    It was my second attempt – my first driving experience and my first time operating an engine. Previously the concept of the clutch had been a complete mystery.

    I found it to be a steep learning curve, I felt challenged in a way I am not usually day-to-day at University for example. Simple skills and knowledge but it had my brain churning to take it all in.

    Even the basic discussion on road knowledge challenged some of the pre conceptions I have accrued as a conscientious (I hope) cyclist.

    Off road I found the mechanics of operating the bike very un natural and was having to run through mental checklists with every procedure, I was stalling a lot and dumping the clutch as I changed down gears. I was nervous when the instructor said he was happy to take me on the road.

    After a shaky start things came together much better on the road; there was a lot more information to process, but also more time to get a feel for the bike. I was able to relax and get a sense of what the bike needed me to do. I was still making simple mistakes; leaving the indicator running and stalling sporadically when I came to a stop but riding as a whole felt much more natural and fun.

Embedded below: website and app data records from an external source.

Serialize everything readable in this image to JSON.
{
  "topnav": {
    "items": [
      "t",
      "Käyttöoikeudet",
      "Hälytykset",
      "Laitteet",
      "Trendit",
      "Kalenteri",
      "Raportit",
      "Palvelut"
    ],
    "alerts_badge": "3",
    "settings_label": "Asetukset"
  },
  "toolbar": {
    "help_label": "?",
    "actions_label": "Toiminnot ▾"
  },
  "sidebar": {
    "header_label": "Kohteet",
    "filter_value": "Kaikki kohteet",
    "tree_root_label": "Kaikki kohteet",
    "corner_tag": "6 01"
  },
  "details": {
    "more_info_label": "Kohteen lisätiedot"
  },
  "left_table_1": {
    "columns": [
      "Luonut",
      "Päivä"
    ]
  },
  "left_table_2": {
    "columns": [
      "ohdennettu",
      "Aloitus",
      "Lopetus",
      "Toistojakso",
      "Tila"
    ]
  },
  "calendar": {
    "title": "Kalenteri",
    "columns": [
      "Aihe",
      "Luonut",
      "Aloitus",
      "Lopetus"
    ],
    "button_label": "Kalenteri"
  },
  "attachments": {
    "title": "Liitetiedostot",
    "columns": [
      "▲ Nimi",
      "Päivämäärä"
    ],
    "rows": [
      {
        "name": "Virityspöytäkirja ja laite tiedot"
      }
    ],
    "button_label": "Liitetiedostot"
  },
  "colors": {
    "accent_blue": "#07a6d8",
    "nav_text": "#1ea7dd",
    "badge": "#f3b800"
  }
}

    It was me and one other guy on a moped with the instructor, the other guy took the lead for the first half, which gave me some time to get a feel for things when it was time for me to take the lead. I was a little nervous but things continued on well and I was able to relax into it again, I had no idea where we’d got to by this point but it seemed we were in that weird place somewhere between suburbia and the beginning of the countryside, it was very hilly and controlling my speed as we came down hills was exhilarating and one of many aspects that hadn’t been discussed at all in the training up until this point. It was elements like this that gave me the chance to experiment and get my own feel for how the bike functioned.

    At some point whilst coming to the top of a hill and slowing to stop for a red light I stalled with a line of traffic building up behind me. When I tried to restart the engine it wouldn’t come back to life. I returned to my mental checklist and gently tried gunning the throttle as I had been shown when the cold engine had been unwilling to start earlier that morning but this time I could tell it was different as the engine was giving off zero life signs. Meanwhile the lights had turned green and my instructor via one-way radio was slowly and firmly talking me through the steps of turning the engine back on and moving off. I tried to communicate non-verbally that there was a problem beyond my experience- by this point the motorists behind were sharing their impatience. I made the decision to dismount and push my lifeless bike out of the way of the waiting traffic. At this point my instructor was still telling me to get back on the bike and calmly restart the bike but was losing conviction.

    It was a difficult position; I did not have the communication tools necessary to explain my situation, there was rising pressure and I felt the status of the CBT as training but also as a basic test meant that the instructor was obliged to encourage me to continue on even though I could not.

    The instructor and the other mopedist pulled over once past the junction, I joined them pushing the bike and explained my understanding of the situation. The instructor looked the bike over, after a while he told us to wait and pushed the bike out of view for a few minutes. He retuned with the bike running (possibly after a hill start?). I wasn’t sure at this point whether I’d fucked the bike up, or the bike had failed of its own accord or whether without radio contact there would have to be a rerun. With the engine still running he told us we would continue back with him riding my bike and me riding his – this meant we would be following him and would be out of radio contact as it was powered by a connection which was only on his bike. We set off; I found his bike to be a little more responsive, the clutch and throttle felt sharper and clearer. Cut off from the instructor and with more traffic the journey back felt more autonomous and it seemed to me that my riding improved to suit. Eventually we got back to the centre parked the bikes and got out of our kit.
    My instructor; not the most active conversationalist sat down at his desk and went through the moped guys paper work and stamped it with a pass- afterwards he asked for my licence and gave me a pass stamp to.

    Overall I am a much better motorcyclist now than I was before I did the CBT, meaning; I can actually ride a motorcycle as apposed to my previous vague fantasising about riding a motorcycle. Although I am far from assimilating the skills necessary to ride in a natural way, I can see that with practice I will get them. I think the return journey sans radio contact may have worked to my favour in showcasing my understanding of the basic training I had been given

    A fantastic de-mystifying experience anyone who’s considering it should get on and do it.

  • Avatar for wildmaurice

    Hi, fully working order? I'll take it please!

    pm to follow